The emotionally touching portion of the ceremony was an oration given by Mr. Ray Arnal, the father of the fallen soldier.
Firstly I’d like to thank Mr. Tascona and the Norwood Legion for inviting me to speak today and also thank them for the permanent display they have set up, right here in the legion, in memory of my son James. James joined the Canadian Armed Forces in 2004 and after completing basic infantry training was stationed with the Second Battalion Princess Patricia’s Canadian Light infantry in Shilo.
In July of 2008, Jim, now a corporal was midway through his second tour of duty in Afghanistan when he was killed while on foot patrol by an improvised explosive device. He was 25 years old and the 88th Canadian soldier killed in Afghanistan.
Jim loved adventure, nature and being in the great outdoors. He was a bit of an adrenaline junkie and loved challenging himself physically and mentally. On some weekends he and a friend would run/jog the Mantario trail in the day, rather than the recommended three days to complete the trail. Just to challenge themselves.

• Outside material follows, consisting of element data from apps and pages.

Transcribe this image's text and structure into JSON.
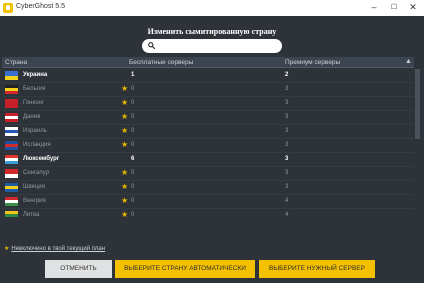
{
  "window": {
    "title": "CyberGhost 5.5",
    "min_glyph": "–",
    "max_glyph": "☐",
    "close_glyph": "✕"
  },
  "dialog": {
    "heading": "Изменить сымитированную страну",
    "search": {
      "value": "",
      "placeholder": ""
    }
  },
  "table": {
    "columns": {
      "country": "Страна",
      "free": "Бесплатные серверы",
      "premium": "Премиум серверы"
    },
    "sort_glyph": "▲",
    "rows": [
      {
        "name": "Украина",
        "free": "1",
        "premium": "2",
        "premium_only": false,
        "highlighted": true,
        "flag": [
          "#3a6fd1",
          "#f3d21c"
        ]
      },
      {
        "name": "Бельгия",
        "free": "0",
        "premium": "3",
        "premium_only": true,
        "highlighted": false,
        "flag": [
          "#222222",
          "#f2d31c",
          "#d2272c"
        ]
      },
      {
        "name": "Гонконг",
        "free": "0",
        "premium": "3",
        "premium_only": true,
        "highlighted": false,
        "flag": [
          "#c8202a",
          "#c8202a"
        ]
      },
      {
        "name": "Дания",
        "free": "0",
        "premium": "3",
        "premium_only": true,
        "highlighted": false,
        "flag": [
          "#c8202a",
          "#ffffff",
          "#c8202a"
        ]
      },
      {
        "name": "Израиль",
        "free": "0",
        "premium": "3",
        "premium_only": true,
        "highlighted": false,
        "flag": [
          "#ffffff",
          "#2457b6",
          "#ffffff"
        ]
      },
      {
        "name": "Исландия",
        "free": "0",
        "premium": "3",
        "premium_only": true,
        "highlighted": false,
        "flag": [
          "#1e4fa0",
          "#d02a2a",
          "#1e4fa0"
        ]
      },
      {
        "name": "Люксембург",
        "free": "6",
        "premium": "3",
        "premium_only": false,
        "highlighted": true,
        "flag": [
          "#e2352c",
          "#ffffff",
          "#3aa0d6"
        ]
      },
      {
        "name": "Сингапур",
        "free": "0",
        "premium": "3",
        "premium_only": true,
        "highlighted": false,
        "flag": [
          "#d3272c",
          "#ffffff"
        ]
      },
      {
        "name": "Швеция",
        "free": "0",
        "premium": "3",
        "premium_only": true,
        "highlighted": false,
        "flag": [
          "#1f5aa5",
          "#f1cd1c",
          "#1f5aa5"
        ]
      },
      {
        "name": "Венгрия",
        "free": "0",
        "premium": "4",
        "premium_only": true,
        "highlighted": false,
        "flag": [
          "#d2272c",
          "#ffffff",
          "#3b8e45"
        ]
      },
      {
        "name": "Литва",
        "free": "0",
        "premium": "4",
        "premium_only": true,
        "highlighted": false,
        "flag": [
          "#f2c51c",
          "#2f8a44",
          "#c8202a"
        ]
      }
    ]
  },
  "footnote": {
    "star_glyph": "★",
    "text": "Невключено в твой текущий план"
  },
  "buttons": {
    "cancel": "ОТМЕНИТЬ",
    "auto": "ВЫБЕРИТЕ СТРАНУ АВТОМАТИЧЕСКИ",
    "manual": "ВЫБЕРИТЕ НУЖНЫЙ СЕРВЕР"
  },
  "colors": {
    "background": "#2e3339",
    "accent": "#f3c100",
    "star": "#e8b800"
  }
}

Jim also loved being a soldier, although he wasn’t too keen on the command structure. His independence and extreme self-confidence sometimes clashed with the military way of telling you what, when and how to do things, which of course resulted in his having to do extra duties. However being a soldier afforded him the adventure he sought as well as the opportunity to see parts of the world most of us have only heard, read and dreamt about.

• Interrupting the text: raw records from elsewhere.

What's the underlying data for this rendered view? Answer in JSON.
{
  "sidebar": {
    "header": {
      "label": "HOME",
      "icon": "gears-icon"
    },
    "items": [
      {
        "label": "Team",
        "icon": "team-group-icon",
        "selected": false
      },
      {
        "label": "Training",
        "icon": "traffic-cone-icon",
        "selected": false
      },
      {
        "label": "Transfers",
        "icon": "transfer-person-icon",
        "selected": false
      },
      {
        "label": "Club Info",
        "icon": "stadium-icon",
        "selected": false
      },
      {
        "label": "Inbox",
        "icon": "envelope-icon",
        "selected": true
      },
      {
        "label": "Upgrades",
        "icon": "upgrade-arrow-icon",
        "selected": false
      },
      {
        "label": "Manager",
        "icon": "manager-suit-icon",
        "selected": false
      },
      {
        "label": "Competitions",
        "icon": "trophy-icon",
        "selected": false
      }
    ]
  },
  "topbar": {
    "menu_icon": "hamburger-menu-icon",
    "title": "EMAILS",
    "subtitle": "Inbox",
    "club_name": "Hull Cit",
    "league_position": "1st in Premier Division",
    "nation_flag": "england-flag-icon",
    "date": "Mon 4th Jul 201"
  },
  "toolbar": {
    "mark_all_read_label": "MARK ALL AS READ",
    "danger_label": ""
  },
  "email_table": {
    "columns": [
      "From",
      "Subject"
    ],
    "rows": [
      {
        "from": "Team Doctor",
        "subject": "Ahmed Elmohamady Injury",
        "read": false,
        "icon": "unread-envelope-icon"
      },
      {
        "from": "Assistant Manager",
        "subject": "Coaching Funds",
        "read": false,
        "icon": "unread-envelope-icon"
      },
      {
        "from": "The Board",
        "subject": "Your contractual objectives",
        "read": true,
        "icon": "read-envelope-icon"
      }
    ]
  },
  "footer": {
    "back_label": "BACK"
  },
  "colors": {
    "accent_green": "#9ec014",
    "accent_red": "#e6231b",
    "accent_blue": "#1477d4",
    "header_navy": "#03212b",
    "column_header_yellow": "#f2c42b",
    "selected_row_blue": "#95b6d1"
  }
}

In his short life, Jim managed to climb Mount Kilimanjaro, go on an African safari, surf Australia, bungee jump, do white water rafting, skydive, swim with the sharks, do a triathlon, just to name a few. He was always looking forward to his next big adventure and he planned to visit Egypt after his tour of duty was done. Although Jim wasn’t able to make the trip to Egypt, his brother, Andrew did it for him.
Jim made friends wherever he went throughout his life’s journeys. His warmth, sincerity and sense of humor were hard to resist.

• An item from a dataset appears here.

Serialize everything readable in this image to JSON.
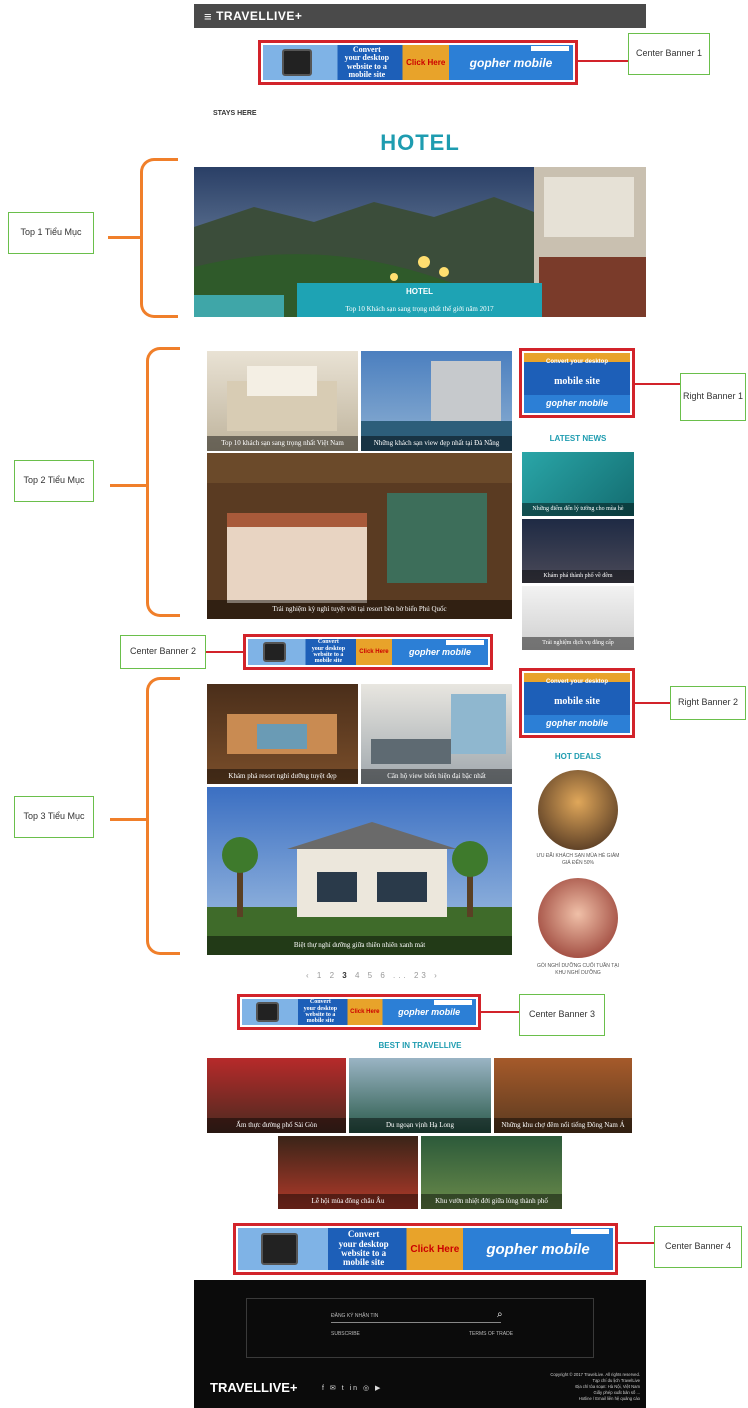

A friend once told me, “Everyone dies, but not everybody really lives.” Jim really lived and taught me many things, but two most important are:
One: is that you should live and love life to the fullest…. and two: is that tomorrow is promised to no one.
When Jimmy’s body was returned to Canada and transported from Trenton to Toronto, we were all deeply touched by the outpouring, support and tribute of the thousands of people that lined the highway and overpasses along the “Highway of Heroes.” It was truly an emotional and heartwarming experience that I, for one will never forget.
During the summer of 2008, Andrew took some of Jimmy’s ashes and spread them along the Mantario trail. Jim’s remaining ashes were laid to rest on November 11th 2008, at the Glen Lawn Cemetery next to the grave site of another soldier, Keith Ian Morley. Corporal Morley was also from Winnipeg and served with the PPCLI. He was killed in Afghanistan on September 18th 2006 at the age of 30.
Today has been declared the “National Day of Honour” to thank the men and women of the Canadian Armed Forces for their sacrifices, service and dedication.
I would also like to thank the families of these men and women who have to look after the home front, often by themselves, while their loved ones are sent off to some foreign and distant land.
In closing, I like to ask everyone to please rise, raise a glass and have a toast to my son James, and to all the men and women of the Armed Forces, present and past, living and dead, as well as to their families….
Assistance for event was provided by the Honourable Shelly Glover, member of Parliament for Saint Boniface. Shelly Glover’s staff were in attendance at the event while the Minster responsible for Canadian Heritage and Official Languages was attending the National Day of Honour in Ottawa.
All photos by Sean Conway